Saturday 28th. April 2012

Well , yesterday's sunny periods were nowhere to be seen today , as from first light , grey skies and constant rain has been the order of the day , and apparently there is worse to come overnight and tomorrow , great . So , carrying on with yesterday's trip out : I returned to the causeway , and it was still as cold and windy as before , but there were signs of things getting a bit better .
A Grey Heron returning to the heronry in Winkworth Wood looked strange , caught in a ray of sunshine against a leaden shy .
Halfway down the main reservoir , I picked up six ducks in flight , but too far to ID .
After covering most of the reservoir , they approached the causeway , and I could see that they were now five Shellduck , a single female surrounded by four drakes .
They alighted on the surface about 25 metres out from the causeway and after a short time the female was mated by one of the drakes .
After a very quick wash , they all took off again , this time heading into a bay right down the other end of the reservoir , where no doubt , there was a repeat performance .
I didn't see any Swifts , but good numbers of Swallows , House and Sand Martins were probably wondering if they had made the right decision back in Africa .
I noticed a small wader fly over and land on the edge of the main reservoir . A search along the waters edge in almost gale force wind , revealed a Little Ringed Plover . Even with IS , I couldn't keep the camera still . That water is an inland reservoir , not the North Sea .
A last look at the North Lake , where the pair of Common Terns were still showing off their aerobatic skills . The water level at Bough Beech has risen dramatically since my last visit , and I just hope that not many ground nesters have been caught out by the rising level .
As I left the causeway , I could see a heavy downpour lashing at the top of the Greensand Ridge , but , by the time I got up there , the rain had passed over , but it like the Somme underfoot .
After all the excitement of my last visit , just one Adder , this female , was found during the visit . I'm not sure wether she was warming up or drying out at the time .
After finding just the odd specimen so far this year , Grass Snakes were by far the dominant reptile found , with eight specimens found over three sites .
Several were juveniles , and one individual at least had attitude .
The brighter periods mentioned earlier , did eventually appear , and the sun's warmth brought out a few more butterflies , like this Comma , nectaring on Bluebells .
This female Small White on Hawthorn ,
and my first Green-veined White of the year , trying to warm up whilst being buffeted by the still strong wind . Two Speckled Woods were also recorded , needless to say , fighting for the ownership of a sunny glade .
Underfoot , the Bluebells were superb , but there is always the black sheep in the family .
And finally , one of the fields I passed had large drifts of Common Field Speedwell / Veronica persica , looking as if a giant had thrown hand-fulls of blue chippings all over it .

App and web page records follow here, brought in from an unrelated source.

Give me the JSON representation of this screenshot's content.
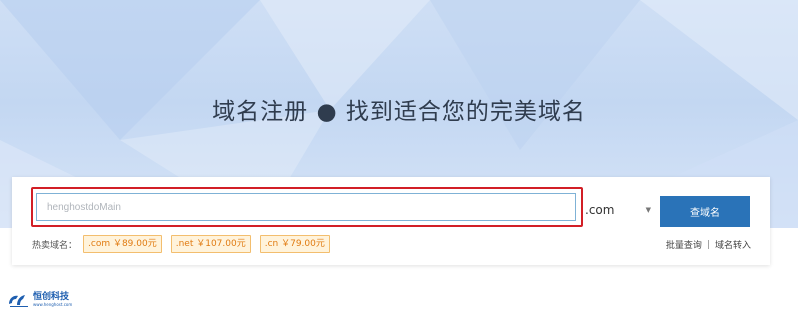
{
  "hero": {
    "title": "域名注册 ● 找到适合您的完美域名"
  },
  "search": {
    "placeholder": "henghostdoMain",
    "suffix_value": ".com",
    "caret_icon": "chevron-down-icon",
    "button_label": "查域名"
  },
  "hot_domains": {
    "label": "热卖域名：",
    "items": [
      {
        "label": ".com ￥89.00元"
      },
      {
        "label": ".net ￥107.00元"
      },
      {
        "label": ".cn ￥79.00元"
      }
    ]
  },
  "links": {
    "batch_query": "批量查询",
    "separator": "|",
    "transfer": "域名转入"
  },
  "logo": {
    "name": "恒创科技",
    "url": "www.henghost.com"
  },
  "colors": {
    "accent_button": "#2a73b8",
    "highlight_border": "#d21f26",
    "tag_background": "#fff3db",
    "tag_text": "#e07b12",
    "hero_background": "#c9dbf3"
  }
}
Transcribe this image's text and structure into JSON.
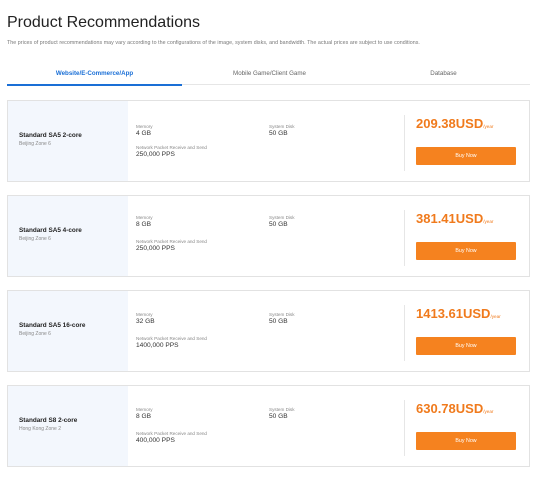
{
  "page": {
    "title": "Product Recommendations",
    "subtitle": "The prices of product recommendations may vary according to the configurations of the image, system disks, and bandwidth. The actual prices are subject to use conditions."
  },
  "tabs": [
    {
      "label": "Website/E-Commerce/App",
      "active": true
    },
    {
      "label": "Mobile Game/Client Game",
      "active": false
    },
    {
      "label": "Database",
      "active": false
    }
  ],
  "labels": {
    "memory": "Memory",
    "system_disk": "System Disk",
    "network": "Network Packet Receive and Send",
    "per_year": "/year",
    "buy_now": "Buy Now"
  },
  "products": [
    {
      "name": "Standard SA5 2-core",
      "region": "Beijing Zone 6",
      "memory": "4 GB",
      "disk": "50 GB",
      "pps": "250,000 PPS",
      "price": "209.38USD"
    },
    {
      "name": "Standard SA5 4-core",
      "region": "Beijing Zone 6",
      "memory": "8 GB",
      "disk": "50 GB",
      "pps": "250,000 PPS",
      "price": "381.41USD"
    },
    {
      "name": "Standard SA5 16-core",
      "region": "Beijing Zone 6",
      "memory": "32 GB",
      "disk": "50 GB",
      "pps": "1400,000 PPS",
      "price": "1413.61USD"
    },
    {
      "name": "Standard S8 2-core",
      "region": "Hong Kong Zone 2",
      "memory": "8 GB",
      "disk": "50 GB",
      "pps": "400,000 PPS",
      "price": "630.78USD"
    }
  ],
  "colors": {
    "accent": "#1a6fd6",
    "price": "#f07a1c",
    "button": "#f5821f",
    "card_left_bg": "#f3f7fd"
  }
}
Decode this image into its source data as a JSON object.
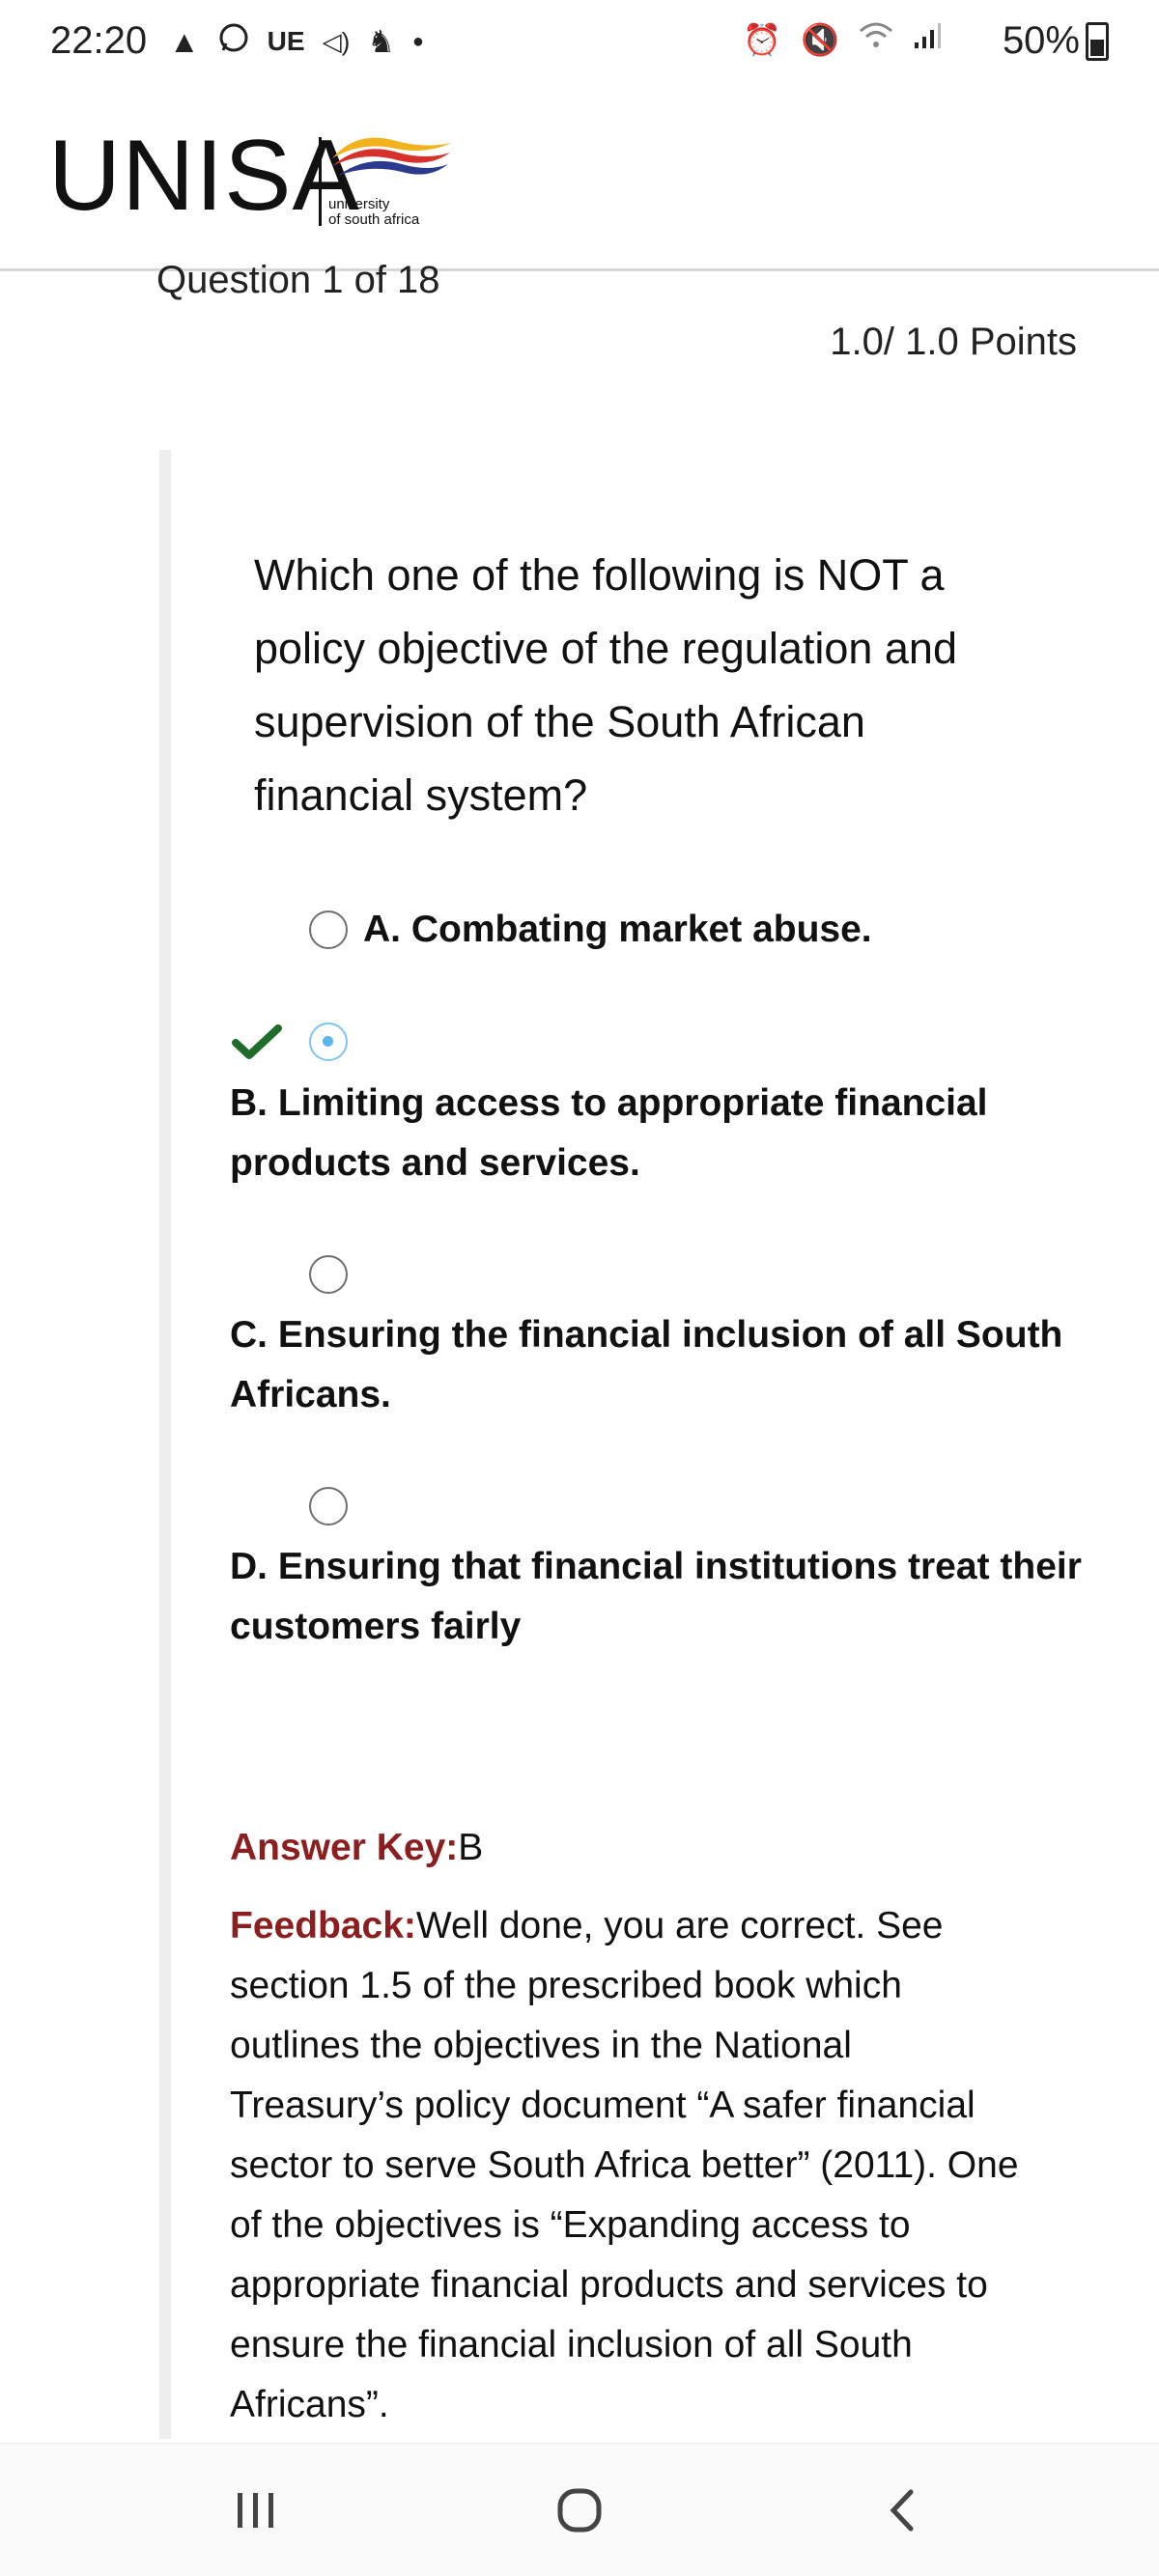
{
  "status_bar": {
    "time": "22:20",
    "left_icons": [
      "warning-icon",
      "whatsapp-icon",
      "ue-badge",
      "cast-icon",
      "ninja-icon",
      "dot"
    ],
    "left_text_badge": "UE",
    "battery_percent": "50%"
  },
  "header": {
    "logo_text": "UNISA",
    "logo_tagline_1": "university",
    "logo_tagline_2": "of south africa"
  },
  "question": {
    "counter": "Question 1 of 18",
    "points": "1.0/ 1.0 Points",
    "text": "Which one of the following is NOT a policy objective of the regulation and supervision of the South African financial system?"
  },
  "options": [
    {
      "label": "A. Combating market abuse.",
      "selected": false,
      "correct": false
    },
    {
      "label": "B. Limiting access to appropriate financial products and services.",
      "selected": true,
      "correct": true
    },
    {
      "label": "C. Ensuring the financial inclusion of all South Africans.",
      "selected": false,
      "correct": false
    },
    {
      "label": "D. Ensuring that financial institutions treat their customers fairly",
      "selected": false,
      "correct": false
    }
  ],
  "answer": {
    "key_label": "Answer Key:",
    "key_value": "B",
    "feedback_label": "Feedback:",
    "feedback_text": "Well done, you are correct. See section 1.5 of the prescribed book which outlines the objectives in the National Treasury’s policy document “A safer financial sector to serve South Africa better” (2011). One of the objectives is “Expanding access to appropriate financial products and services to ensure the financial inclusion of all South Africans”."
  },
  "colors": {
    "accent_red": "#8b1e1e",
    "check_green": "#1e6b2a",
    "radio_selected": "#5bb5ec"
  },
  "nav": {
    "recent_icon": "recent-apps-icon",
    "home_icon": "home-icon",
    "back_icon": "back-icon"
  }
}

Warren Baker said...

Well thats it for the weekend Greenie, put away the bins and camera, bloody weather :-)

ShySongbird said...

Another enjoyable post Greenie and some lovely photos, I particularly liked the Shellducks. I should think all the Hirundines are wishing they hadn't bothered to make that long journey only to be greeted by this weather! I have read that ground nesters are indeed in trouble in some places :-(

Phil said...

Super in flight Shelduck shot Greenie. Nice Grass Snake head too. Haven't managed Common Tern yet at NH, wouldn't be surprised if they don't bother this year:-(

Alan Pavey said...

You did well to see as much as you did everything was in sheltering mode and you still managed to find snakes, I must find out how you do that :-)